Establishments which the inhabitants of one country form in another land, in order to live there more at ease.
Are there different kinds of colonies?
They may either be dependent or independent of the metropolis. The metropolis is the nation from which the colony went forth.
What do you mean by colonies dependent on the metropolis or mother country?
I understand those which are subject to the same government, and governed by laws which it imposes on them.
What effect has this dependence on the relative riches of the colonies and the metropolis?
That the metropolis can compel the colony to purchase from her every thing it may have occasion for; that this monopoly, or this exclusive privilege, enables the producers of the metropolis to make the colonists pay more for the merchandise than it is worth.
The metropolis, then, gains more from the colony than if she was independent?
Yes; but all that the tradesmen and merchants of the metropolis sell too dear, is paid for too dear by the colonial consumers. It is a value which has gone from the purse of one individual to that of another, both citizens or subjects of the same country. These values appear a great deal in the hands of those who gain them, because they are but few; and small to those who pay them, because they are divided amongst many individuals: but the loss is not the less to the colony, which is so much the poorer by it.
Are not the colonies indemnified in some other manner for the usurious gains which are made from them?
They make in their turn an usurious gain on the consumptions of the metropolis, which is not permitted to purchase from any other than them, the colonial products of which they are in want. On the one side and on the other it is a combination, or conspiracy of the producers against the consumers.
Are there any other inconveniencies attending independent colonies?
Their administration is corrupt and expensive, because it is superintended from too great a distance: and the metropolis is obliged to keep up garrisons, and military and naval forces, either to enable it to hold, or to defend them. And these expences increase the burthens, either of the people of the colony, or of those of the metropolis, without taking into account the wars which are always brought on by such an order of things.
Do these evils take place when the colonies are independent?

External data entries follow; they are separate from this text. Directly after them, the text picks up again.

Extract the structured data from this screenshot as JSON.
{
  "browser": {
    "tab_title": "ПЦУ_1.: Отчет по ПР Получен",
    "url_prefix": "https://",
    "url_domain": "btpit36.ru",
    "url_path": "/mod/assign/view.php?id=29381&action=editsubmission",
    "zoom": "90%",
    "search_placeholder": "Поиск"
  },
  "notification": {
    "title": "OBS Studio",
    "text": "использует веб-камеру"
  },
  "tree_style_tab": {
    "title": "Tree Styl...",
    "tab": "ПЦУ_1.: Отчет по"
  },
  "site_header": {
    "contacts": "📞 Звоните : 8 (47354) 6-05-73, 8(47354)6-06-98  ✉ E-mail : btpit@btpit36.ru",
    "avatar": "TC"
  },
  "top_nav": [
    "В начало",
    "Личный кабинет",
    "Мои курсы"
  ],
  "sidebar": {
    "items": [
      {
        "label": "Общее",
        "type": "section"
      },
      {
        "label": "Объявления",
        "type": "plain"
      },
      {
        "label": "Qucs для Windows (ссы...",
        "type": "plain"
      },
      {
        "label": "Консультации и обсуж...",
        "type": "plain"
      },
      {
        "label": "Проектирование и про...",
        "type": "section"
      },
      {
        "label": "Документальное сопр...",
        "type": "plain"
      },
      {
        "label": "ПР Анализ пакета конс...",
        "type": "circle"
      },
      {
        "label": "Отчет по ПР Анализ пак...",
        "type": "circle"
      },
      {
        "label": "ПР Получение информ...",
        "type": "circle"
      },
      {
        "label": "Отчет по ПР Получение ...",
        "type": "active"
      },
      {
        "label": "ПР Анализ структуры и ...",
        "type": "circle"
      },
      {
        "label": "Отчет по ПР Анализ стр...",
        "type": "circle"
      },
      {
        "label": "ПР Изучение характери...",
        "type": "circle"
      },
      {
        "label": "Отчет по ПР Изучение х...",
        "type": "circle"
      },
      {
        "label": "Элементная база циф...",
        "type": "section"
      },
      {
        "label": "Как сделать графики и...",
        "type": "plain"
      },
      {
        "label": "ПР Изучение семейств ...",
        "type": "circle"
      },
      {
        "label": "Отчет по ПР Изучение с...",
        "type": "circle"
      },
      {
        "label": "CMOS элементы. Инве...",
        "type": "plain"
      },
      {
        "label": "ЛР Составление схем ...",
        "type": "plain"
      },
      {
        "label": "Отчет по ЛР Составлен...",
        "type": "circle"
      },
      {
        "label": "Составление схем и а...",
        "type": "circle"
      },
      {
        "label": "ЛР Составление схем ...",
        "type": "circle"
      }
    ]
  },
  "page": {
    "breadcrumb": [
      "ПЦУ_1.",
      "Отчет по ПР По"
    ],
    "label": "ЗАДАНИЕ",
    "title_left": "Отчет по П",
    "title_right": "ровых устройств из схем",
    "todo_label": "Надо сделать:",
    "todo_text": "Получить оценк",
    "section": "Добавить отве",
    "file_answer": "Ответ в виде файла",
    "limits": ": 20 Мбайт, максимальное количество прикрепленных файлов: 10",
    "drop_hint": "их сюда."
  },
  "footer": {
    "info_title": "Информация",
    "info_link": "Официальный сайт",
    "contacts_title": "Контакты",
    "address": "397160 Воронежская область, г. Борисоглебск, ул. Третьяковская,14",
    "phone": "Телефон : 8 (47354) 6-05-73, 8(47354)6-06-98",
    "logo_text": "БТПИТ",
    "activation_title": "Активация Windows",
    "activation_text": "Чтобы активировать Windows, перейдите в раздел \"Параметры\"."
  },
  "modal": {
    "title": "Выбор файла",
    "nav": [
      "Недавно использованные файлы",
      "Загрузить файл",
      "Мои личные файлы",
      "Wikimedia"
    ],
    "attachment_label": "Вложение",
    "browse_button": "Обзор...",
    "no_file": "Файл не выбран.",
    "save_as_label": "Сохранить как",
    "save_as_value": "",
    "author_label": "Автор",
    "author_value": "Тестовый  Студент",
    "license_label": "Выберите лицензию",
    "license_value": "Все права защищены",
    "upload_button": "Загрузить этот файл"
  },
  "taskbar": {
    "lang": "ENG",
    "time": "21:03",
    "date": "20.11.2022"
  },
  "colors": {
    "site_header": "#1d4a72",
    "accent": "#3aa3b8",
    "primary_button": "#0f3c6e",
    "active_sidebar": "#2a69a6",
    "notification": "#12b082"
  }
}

Never. They establish a government for themselves which costs them very little; they are no expence to the metropolis; and the one and the other, the metropolis and the colony, enjoy the advantages which two civilized nations derive from their reciprocal communications.